Get the hell off the partisan clown car, Rep. Jackson and look more realistically at the big picture.

POTUS punished for good deeds?

By John Kanelis / johnkanelis_92@hotmail.com

It really must be true that “no good deed goes unpunished.”

Consider the following:

President Biden took office in January as the nation was struggling to cope with the COVID pandemic. He promised tens of millions of vaccines in his first 100 days. He succeeded gloriously in outpacing that projection.

Then came a surge in consumer demand of supplies they couldn’t purchase because of restrictions caused by the pandemic. The worldwide supply chain has been strained as manufacturers struggle to meet the immense demand.

The punishment comes in the form of inflation that now has the White House troubled by the impact of that huge demand and the still-limited supply.

The Hill reports: All of those factors combined to push the consumer price index (CPI) up 0.8 percent in April and 4.2 percent over the past 12 months, the fastest annual rate since 2008, the Labor Department reported this past week. When stripping out the more volatile prices for food and energy, the index registered the biggest monthly increase since 1982.

While the ramped-up consumer spending is a sign of increased optimism, the Biden administration faces political risks as Americans find themselves dealing with inflation levels that the country hasn’t seen in more than a decade.

Inflation fears grow for White House (msn.com)
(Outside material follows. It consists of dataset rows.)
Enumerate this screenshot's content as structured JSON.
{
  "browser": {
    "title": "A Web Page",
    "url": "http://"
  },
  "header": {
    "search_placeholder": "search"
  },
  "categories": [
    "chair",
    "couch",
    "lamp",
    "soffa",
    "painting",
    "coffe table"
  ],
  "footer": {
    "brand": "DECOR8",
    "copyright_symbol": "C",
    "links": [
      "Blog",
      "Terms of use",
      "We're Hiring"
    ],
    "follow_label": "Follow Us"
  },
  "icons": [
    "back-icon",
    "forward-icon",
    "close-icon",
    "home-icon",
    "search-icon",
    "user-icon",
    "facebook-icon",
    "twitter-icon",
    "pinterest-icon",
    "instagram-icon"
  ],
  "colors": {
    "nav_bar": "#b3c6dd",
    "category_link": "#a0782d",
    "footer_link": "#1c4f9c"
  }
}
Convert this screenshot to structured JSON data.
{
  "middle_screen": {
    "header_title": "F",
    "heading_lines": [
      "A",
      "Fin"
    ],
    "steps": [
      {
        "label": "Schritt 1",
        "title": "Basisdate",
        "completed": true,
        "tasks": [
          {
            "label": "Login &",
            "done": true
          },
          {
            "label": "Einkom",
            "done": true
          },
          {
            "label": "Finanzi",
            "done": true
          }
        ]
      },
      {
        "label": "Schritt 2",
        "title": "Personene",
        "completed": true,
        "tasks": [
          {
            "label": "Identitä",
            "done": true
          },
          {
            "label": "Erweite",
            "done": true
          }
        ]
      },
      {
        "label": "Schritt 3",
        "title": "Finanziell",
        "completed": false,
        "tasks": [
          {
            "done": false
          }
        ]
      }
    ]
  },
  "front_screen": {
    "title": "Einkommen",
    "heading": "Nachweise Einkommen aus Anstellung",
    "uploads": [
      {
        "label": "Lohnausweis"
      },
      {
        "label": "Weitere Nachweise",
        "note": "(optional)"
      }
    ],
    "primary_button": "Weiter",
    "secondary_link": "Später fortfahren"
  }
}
Joe Biden is a seasoned political hand. He knows he will get pilloried for the inflation. There is no way on God’s good Earth he is going to apologize for the accelerated vaccine distribution and vaccination rates that have contributed to the “crisis” resulting in the inflationary pressure.

Fed chairman feels POTUS’s wrath

Donald Trump has crumpled up yet another presidential custom and tossed it into the nearest crapper.

There once was a time when presidents didn’t criticize openly the chair of the Federal Reserve Board. Not this guy. Not this president.

Trump says he “maybe” regrets appointing Jerome Powell as Fed chairman. He gripes that “I’ve got a good economy going” and Powell is wrecking it by raising interest rates, causing the stock market to wobble and then crater.

You see, Trump yet again seems upset that his personal reward from serving in the highest office in the land is being diminished because an economic pro is taking measures commensurate with a healthy economy.

As for the president’s criticism of the Fed chairman, it flies directly in the face of a longstanding custom to shield the Fed from political criticism. Trump doesn’t recognize customs that historically lend dignity to the office.

To think, too, that the president is savaging a chairman who he appointed himself.

Weird, man.

Wealth measurement changes with times

Warren Buffett is now the world’s second-richest man.

The title used to belong to Carlos Slim. Both of these guys trail Bill Gates by a good bit. Several billions of dollars, I think.


I see these surveys measuring people’s wealth. Gates is worth tens of billions. Same with Buffett and Slim — and whoever else comprises the Top 10 list of richest people on the planet.

Inflation has done a lot of things to the way we measure these matters.

It all reminds me of how much the actual dollar has been devalued over the past, oh, 40 years.

Aristotle Onassis died in 1975. He was a shipping tycoon with merchants ships carrying cargo all around the world. At the time of his death, he was considered one of the world’s top two richest men. I seem to recall it was a see-saw contest between him and a rival Greek shipping magnate, a guy named Stavros Niarcos.

What was Onassis’s wealth at the time of his death? The figure I saw was $500 million.

Good heavens. He was a mere multimillionaire. Onassis’s portfolio amounted to mere chump change when compared to Gates, Buffett and Slim.